"A huge win! Thank you to Likud members for their trust, support and love," Mr Netanyahu tweeted an hour after polls closed.

Initial results showed he comfortably beating rival Gideon Saar, though a final tally was expected to take several hours.

An exit poll cited by the political correspondent for Israel's Channel 12 news predicted that Mr Netanyahu would retain the right-wing party's leadership with 71.52% of votes.

A defeat for Mr Netanyahu, Israel's longest-serving premier, would be a major shock, but even a relatively close victory could weaken his influence over the right-wing party he has dominated for 20 years.

After a decade in power, the 70-year-old has recently been damaged by a series of corruption indictments.

The winner will lead Likud into a third general election within 12 months in March, after previous elections last April and September had seen it deadlocked with the centrist Blue and White party and neither one able to form a government.

With storms lashing the country, early indications suggested turnout would be low - prompting Mr Netanyahu to issue a plea to voters.

"Everything is within reach, but only if you get out to vote," he said on Twitter.

"The low percentage of turnout hurts us."

His Facebook page showed a live video of him working the phones calling voters.

Mr Saar, 53, a former interior and education minister, is seen as slightly to the right of Mr Netanyahu and has called for an even more hawkish policy towards Palestinians. 

Mr Saar called it a "fateful day" for the party and the country, speaking as he went to vote near Tel Aviv. 

"We can win today and embark on a new path, which will enable us to form a strong and stable government," he said.

Mr Netanyahu cast his vote in a booth set up in his residence, while Mr Saar visited a polling station near the commercial capital Tel Aviv.

The election comes after a troubled year for Israeli politics and the premier.

General elections in April and September saw Mr Netanyahu deadlocked with centrist challenger Benny Gantz, neither of them able to command a majority in Israel's parliament.

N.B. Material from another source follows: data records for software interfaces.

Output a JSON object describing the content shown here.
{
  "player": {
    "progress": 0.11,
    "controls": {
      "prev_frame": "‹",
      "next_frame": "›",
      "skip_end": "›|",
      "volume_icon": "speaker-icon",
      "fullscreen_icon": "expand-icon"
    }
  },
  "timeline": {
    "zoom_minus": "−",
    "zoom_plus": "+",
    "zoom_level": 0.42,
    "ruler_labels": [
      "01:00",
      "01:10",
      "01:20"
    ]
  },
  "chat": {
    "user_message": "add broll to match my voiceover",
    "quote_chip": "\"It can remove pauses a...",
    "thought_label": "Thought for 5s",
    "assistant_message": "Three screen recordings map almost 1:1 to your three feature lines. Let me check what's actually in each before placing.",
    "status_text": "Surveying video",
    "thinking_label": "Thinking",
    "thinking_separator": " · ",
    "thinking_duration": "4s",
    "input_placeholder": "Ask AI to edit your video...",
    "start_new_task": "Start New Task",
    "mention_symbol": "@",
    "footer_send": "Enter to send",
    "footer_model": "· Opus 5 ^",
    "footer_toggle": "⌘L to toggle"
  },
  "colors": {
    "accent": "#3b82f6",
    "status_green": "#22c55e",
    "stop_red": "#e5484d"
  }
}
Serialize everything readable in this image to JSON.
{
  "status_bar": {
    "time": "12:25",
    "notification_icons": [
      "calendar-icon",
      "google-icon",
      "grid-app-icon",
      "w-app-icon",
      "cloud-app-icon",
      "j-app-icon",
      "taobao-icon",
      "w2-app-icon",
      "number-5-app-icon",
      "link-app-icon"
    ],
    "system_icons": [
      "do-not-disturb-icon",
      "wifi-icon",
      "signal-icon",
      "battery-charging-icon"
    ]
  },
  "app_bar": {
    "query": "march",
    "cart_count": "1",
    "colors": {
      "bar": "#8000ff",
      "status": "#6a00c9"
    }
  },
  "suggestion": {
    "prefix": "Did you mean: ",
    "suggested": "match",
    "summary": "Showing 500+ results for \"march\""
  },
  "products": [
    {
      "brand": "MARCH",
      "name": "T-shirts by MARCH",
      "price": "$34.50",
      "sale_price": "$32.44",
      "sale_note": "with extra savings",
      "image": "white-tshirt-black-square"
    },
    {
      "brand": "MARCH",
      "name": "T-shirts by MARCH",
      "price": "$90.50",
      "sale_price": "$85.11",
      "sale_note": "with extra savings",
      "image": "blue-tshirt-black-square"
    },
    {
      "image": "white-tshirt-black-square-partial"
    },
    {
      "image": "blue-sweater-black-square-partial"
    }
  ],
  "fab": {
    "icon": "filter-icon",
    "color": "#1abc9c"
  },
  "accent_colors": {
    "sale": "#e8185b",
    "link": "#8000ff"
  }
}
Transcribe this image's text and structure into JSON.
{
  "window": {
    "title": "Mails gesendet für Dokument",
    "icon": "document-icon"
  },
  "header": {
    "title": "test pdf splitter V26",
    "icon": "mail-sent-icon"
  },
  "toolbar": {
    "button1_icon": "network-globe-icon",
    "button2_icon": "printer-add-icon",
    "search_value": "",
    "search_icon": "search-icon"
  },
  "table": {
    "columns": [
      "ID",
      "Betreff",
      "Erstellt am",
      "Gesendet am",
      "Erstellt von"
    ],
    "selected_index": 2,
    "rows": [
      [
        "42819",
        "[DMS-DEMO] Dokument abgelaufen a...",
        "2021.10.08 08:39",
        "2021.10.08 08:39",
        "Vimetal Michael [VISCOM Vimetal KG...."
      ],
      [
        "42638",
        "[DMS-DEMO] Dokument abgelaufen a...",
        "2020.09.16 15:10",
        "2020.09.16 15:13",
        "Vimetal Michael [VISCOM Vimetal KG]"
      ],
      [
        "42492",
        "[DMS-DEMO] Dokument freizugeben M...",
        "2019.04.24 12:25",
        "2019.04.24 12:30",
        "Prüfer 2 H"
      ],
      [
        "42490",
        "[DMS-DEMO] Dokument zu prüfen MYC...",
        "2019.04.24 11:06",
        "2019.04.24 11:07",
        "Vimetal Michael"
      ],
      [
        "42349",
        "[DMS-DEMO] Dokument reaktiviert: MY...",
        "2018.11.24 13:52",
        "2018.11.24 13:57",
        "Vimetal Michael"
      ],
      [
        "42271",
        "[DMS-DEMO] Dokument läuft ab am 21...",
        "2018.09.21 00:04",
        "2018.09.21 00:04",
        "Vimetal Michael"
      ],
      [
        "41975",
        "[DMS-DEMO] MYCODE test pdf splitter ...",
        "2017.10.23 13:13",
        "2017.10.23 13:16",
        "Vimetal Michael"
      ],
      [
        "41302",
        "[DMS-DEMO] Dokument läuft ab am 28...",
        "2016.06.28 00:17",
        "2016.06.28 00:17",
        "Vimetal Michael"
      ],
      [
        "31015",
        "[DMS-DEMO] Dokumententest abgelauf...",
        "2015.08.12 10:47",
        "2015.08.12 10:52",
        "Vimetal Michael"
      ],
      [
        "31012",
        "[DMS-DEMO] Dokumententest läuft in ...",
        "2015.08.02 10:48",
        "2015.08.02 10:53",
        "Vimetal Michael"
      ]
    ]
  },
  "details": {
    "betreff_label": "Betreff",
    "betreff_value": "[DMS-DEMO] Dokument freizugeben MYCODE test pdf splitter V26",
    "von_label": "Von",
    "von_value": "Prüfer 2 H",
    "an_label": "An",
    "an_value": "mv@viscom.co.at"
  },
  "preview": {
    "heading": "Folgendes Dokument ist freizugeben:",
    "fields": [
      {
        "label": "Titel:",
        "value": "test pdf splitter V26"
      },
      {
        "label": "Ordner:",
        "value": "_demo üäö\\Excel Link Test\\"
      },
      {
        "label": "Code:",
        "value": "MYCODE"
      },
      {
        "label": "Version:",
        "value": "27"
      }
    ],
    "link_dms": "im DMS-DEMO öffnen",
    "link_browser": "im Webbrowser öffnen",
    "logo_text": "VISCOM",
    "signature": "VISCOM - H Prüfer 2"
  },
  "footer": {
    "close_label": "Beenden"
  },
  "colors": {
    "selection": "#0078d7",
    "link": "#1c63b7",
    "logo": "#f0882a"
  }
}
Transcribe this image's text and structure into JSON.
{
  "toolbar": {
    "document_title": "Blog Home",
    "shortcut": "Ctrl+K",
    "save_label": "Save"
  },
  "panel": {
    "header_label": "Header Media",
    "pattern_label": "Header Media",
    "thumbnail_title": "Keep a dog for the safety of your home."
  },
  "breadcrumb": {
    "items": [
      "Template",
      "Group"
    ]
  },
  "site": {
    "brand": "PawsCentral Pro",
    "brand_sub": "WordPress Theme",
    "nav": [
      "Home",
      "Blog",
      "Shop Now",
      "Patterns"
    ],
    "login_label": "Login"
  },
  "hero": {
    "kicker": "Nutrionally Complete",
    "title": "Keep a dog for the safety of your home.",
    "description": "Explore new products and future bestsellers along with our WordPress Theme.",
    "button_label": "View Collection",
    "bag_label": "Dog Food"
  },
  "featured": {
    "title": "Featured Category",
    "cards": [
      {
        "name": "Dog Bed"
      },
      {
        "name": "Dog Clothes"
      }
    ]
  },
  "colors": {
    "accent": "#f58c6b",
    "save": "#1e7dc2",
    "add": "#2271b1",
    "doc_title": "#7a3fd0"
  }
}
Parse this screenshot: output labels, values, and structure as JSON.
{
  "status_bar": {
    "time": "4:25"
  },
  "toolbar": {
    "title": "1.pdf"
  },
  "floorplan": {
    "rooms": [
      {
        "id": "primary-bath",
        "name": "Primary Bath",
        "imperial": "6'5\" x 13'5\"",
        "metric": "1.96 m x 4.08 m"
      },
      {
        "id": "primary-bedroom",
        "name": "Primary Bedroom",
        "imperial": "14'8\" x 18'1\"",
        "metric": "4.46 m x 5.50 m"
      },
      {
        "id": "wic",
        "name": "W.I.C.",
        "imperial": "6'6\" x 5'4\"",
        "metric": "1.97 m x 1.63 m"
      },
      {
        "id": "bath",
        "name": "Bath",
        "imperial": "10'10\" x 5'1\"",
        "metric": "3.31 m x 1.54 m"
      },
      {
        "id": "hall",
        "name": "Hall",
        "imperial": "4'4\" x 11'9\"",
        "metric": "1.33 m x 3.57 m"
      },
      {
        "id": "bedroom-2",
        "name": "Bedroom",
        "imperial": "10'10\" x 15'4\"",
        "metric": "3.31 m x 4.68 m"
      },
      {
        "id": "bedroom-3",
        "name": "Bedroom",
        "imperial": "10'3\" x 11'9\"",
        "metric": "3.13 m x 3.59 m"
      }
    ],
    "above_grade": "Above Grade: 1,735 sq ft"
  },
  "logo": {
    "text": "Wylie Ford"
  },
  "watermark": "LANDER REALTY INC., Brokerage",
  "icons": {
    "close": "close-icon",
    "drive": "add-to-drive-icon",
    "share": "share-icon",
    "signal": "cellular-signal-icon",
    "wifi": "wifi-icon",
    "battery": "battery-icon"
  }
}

Last month, Mr Netanyahu was indicted for fraud, bribery and breach of trust in three corruption cases, allegations he strongly denies.

Mr Netanyahu has sought to paint himself as an irreplaceable leader fighting a "witch hunt" by the police, the legal establishment and the media.

The primaries were called shortly after the charges were issued.

A series of polls in recent weeks have indicated a Saar-led Likud might win fewer seats in a third election than under Mr Netanyahu, but the overall right-wing bloc might be larger - potentially yielding a viable governing coalition.

Mr Saar has not attacked Mr Netanyahu personally and even hinted that he would support him to become Israel's president, a largely ceremonial role.

Mr Netanyahu's downfall has been predicted multiple times since he became premier for a second time in 2009, but he has defied expectations and appears determined to fight on.

Under Israeli law, a prime minister is only forced to step down once convicted with all appeals exhausted.